- Prescience and reduction of harmful substances and waste.
- Recycling and increased use of products with recycled content.
- Design with use of local materials and suppliers to our client site locations reducing carbon footprint.
- Provide openness, connectivity, interaction and collaboration dissolving the barriers.
- Re-purpose buildings designed to be “made again”.
- Considering long term longevity and resilience.
- Making products and specifications adaptable, cost efficient and easily responsive to constant change.
- Complete user control to ensure happy and satisfied employees.
- Designing for social equalities and giving something back to the local community.
- Direct experiences with nature – daylight, views and glare control.
- Consider the subliminal experience of nature through durable material uses, colours, shapes and aesthetics.
- Focus on the experience within the facility, how people move and circulate to ensure maximum human comfort.
The average chemical fume hood exhausts around 750 to 1,000 cubic feet of conditioned air per minute, placing a significant burden on the lab’s HVAC system and operational costs, but converting from a CAV to a VAV system can reduce this burden considerably.
Catalyst can discuss the differences, advantages and disadvantages between CAV, RAV & VAV.
By introducing control measures, we can reduce energy costs by up to 85%. New systems can pay for themselves over a short period of time.
Through the use of our process, we take considerations to:
- Insulation envelopes that resist thermal transfers.
- Heating and water service systems to achieve optimum energy efficiencies.
- Loss & gain from ducted and plumbed pipe-works.
- Ensuring artificial lighting is achieving optimum energy efficiencies.
- Form and fabric of the building to minimise the use of mechanical ventilation and cooling systems.

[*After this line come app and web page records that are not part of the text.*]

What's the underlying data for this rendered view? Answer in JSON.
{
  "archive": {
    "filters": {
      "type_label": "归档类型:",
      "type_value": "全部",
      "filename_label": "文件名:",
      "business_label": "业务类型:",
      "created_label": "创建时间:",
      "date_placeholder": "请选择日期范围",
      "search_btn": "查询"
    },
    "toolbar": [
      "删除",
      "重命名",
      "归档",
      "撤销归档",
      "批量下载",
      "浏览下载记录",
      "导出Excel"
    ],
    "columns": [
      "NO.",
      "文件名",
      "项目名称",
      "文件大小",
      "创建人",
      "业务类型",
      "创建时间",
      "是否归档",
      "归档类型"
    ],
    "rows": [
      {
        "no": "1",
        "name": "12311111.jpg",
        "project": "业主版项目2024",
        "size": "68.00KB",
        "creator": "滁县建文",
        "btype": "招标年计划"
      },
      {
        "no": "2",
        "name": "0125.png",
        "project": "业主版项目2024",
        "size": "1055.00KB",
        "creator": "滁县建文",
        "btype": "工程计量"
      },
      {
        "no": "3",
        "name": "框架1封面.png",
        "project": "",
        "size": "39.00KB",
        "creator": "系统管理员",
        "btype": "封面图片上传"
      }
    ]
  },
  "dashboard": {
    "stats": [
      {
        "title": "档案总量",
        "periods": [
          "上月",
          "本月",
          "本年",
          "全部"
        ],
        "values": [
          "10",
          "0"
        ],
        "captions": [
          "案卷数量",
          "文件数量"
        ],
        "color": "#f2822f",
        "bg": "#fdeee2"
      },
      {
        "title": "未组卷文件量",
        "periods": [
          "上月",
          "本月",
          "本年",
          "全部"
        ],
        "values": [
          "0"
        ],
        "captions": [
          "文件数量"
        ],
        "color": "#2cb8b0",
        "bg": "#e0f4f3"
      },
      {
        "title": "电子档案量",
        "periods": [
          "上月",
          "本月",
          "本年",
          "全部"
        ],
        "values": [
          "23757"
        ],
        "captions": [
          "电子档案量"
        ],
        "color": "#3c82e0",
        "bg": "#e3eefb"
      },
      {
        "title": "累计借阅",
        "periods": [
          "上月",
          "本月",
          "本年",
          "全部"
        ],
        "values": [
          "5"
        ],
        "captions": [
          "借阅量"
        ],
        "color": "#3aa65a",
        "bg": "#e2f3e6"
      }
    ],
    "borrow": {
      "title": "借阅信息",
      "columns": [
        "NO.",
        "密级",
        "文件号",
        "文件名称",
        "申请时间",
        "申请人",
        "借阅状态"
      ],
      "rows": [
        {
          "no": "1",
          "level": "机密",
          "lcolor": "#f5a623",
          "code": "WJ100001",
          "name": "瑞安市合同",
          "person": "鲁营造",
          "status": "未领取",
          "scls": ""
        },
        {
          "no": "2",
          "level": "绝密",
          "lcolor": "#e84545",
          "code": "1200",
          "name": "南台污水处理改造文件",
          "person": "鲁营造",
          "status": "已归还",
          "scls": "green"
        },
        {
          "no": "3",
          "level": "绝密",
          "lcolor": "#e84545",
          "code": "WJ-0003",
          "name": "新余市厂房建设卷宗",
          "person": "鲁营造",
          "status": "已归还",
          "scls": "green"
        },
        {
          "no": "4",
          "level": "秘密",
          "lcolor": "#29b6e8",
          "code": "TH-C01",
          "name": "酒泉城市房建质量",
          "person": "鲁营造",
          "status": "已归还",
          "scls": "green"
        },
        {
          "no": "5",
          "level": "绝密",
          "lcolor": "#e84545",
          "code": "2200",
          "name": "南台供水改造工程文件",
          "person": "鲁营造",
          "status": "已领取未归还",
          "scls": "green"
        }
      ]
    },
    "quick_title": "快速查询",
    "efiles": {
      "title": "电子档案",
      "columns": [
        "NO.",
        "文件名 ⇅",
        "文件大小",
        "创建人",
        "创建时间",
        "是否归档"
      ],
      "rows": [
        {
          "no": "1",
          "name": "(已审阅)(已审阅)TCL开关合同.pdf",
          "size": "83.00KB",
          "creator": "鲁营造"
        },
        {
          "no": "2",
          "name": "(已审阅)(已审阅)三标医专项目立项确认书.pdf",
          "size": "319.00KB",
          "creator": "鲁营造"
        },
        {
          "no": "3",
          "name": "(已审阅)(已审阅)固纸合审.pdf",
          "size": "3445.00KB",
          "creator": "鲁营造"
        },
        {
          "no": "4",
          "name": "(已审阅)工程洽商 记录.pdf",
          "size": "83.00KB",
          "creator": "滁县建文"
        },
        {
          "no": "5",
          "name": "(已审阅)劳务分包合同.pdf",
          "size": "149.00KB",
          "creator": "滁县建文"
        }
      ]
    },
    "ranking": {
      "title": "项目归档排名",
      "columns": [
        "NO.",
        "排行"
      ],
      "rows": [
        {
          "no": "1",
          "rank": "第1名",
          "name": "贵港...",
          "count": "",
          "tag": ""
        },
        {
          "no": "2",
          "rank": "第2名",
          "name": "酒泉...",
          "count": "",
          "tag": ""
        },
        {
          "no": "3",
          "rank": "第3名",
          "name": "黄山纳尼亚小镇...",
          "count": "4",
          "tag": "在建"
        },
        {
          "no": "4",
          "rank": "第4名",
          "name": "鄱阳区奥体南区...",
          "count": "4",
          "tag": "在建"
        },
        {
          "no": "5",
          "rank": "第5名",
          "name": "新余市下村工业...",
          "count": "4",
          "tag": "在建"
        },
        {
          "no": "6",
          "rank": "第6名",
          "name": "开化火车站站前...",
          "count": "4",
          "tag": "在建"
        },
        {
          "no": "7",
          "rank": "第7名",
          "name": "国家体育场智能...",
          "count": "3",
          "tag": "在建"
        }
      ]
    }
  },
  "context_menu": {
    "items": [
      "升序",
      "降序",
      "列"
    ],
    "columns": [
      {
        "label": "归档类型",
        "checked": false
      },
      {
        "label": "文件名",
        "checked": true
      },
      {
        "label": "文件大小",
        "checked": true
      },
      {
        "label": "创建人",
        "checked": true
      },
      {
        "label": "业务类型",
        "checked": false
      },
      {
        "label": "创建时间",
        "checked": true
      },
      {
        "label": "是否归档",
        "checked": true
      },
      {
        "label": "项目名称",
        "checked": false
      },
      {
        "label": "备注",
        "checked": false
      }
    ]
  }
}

- Ensuring the HVAC and chemical extraction systems achieve optimum energy efficiency.
- An essential balance between function, health & safety and operational efficiency.